━━━━━ LISTED ENTRIES
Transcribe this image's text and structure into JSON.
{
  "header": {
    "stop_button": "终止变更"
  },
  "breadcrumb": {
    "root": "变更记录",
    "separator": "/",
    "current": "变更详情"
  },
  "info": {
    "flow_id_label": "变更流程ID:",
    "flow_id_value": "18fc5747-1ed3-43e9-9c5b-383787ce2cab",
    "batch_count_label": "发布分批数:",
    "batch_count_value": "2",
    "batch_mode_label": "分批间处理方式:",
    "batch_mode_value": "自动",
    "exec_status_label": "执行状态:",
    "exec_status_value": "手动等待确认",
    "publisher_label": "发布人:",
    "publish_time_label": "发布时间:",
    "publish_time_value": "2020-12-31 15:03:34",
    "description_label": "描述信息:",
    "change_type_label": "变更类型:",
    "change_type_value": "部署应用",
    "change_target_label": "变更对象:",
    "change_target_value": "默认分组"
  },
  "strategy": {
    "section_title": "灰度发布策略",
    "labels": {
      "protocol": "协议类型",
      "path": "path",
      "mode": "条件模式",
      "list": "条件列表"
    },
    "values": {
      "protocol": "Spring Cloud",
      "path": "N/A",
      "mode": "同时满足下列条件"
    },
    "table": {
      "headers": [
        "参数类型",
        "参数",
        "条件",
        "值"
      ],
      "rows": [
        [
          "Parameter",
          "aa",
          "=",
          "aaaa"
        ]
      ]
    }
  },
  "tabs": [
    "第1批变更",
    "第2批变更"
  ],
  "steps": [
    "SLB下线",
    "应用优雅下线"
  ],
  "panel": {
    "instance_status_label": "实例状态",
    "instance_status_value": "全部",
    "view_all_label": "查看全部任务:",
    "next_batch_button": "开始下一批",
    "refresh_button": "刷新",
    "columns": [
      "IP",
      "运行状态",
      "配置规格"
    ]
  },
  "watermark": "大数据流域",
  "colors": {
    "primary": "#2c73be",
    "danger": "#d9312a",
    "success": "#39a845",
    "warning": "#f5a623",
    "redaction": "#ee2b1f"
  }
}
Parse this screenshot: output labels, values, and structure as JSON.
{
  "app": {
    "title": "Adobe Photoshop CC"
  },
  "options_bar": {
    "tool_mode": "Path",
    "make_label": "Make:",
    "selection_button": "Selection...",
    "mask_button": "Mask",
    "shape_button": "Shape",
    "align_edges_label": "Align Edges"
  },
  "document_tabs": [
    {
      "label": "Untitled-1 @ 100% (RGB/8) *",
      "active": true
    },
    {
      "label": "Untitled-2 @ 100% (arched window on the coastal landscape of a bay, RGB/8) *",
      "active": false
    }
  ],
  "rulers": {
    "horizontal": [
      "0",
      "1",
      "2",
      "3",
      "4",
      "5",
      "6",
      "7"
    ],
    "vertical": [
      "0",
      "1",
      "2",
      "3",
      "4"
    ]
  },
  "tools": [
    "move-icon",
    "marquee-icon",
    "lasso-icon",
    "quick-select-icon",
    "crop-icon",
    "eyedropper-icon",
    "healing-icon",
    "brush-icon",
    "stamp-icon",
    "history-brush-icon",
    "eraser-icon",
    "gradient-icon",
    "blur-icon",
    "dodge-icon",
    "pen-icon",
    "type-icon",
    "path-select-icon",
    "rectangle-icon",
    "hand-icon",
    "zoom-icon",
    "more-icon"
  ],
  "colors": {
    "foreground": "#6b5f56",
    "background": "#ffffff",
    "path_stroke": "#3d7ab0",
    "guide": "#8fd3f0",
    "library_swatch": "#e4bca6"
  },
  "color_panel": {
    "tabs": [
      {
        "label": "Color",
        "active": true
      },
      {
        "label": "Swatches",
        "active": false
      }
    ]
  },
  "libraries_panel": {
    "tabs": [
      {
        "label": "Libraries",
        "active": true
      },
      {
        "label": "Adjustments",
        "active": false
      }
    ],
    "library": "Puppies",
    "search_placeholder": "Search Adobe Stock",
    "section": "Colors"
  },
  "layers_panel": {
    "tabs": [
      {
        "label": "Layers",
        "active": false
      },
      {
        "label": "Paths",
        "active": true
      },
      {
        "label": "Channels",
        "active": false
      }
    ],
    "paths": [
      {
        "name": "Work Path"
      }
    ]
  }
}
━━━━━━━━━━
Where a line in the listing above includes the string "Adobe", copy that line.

- **OUTPUT BELOW**:
    "title": "Adobe Photoshop CC"
    "search_placeholder": "Search Adobe Stock",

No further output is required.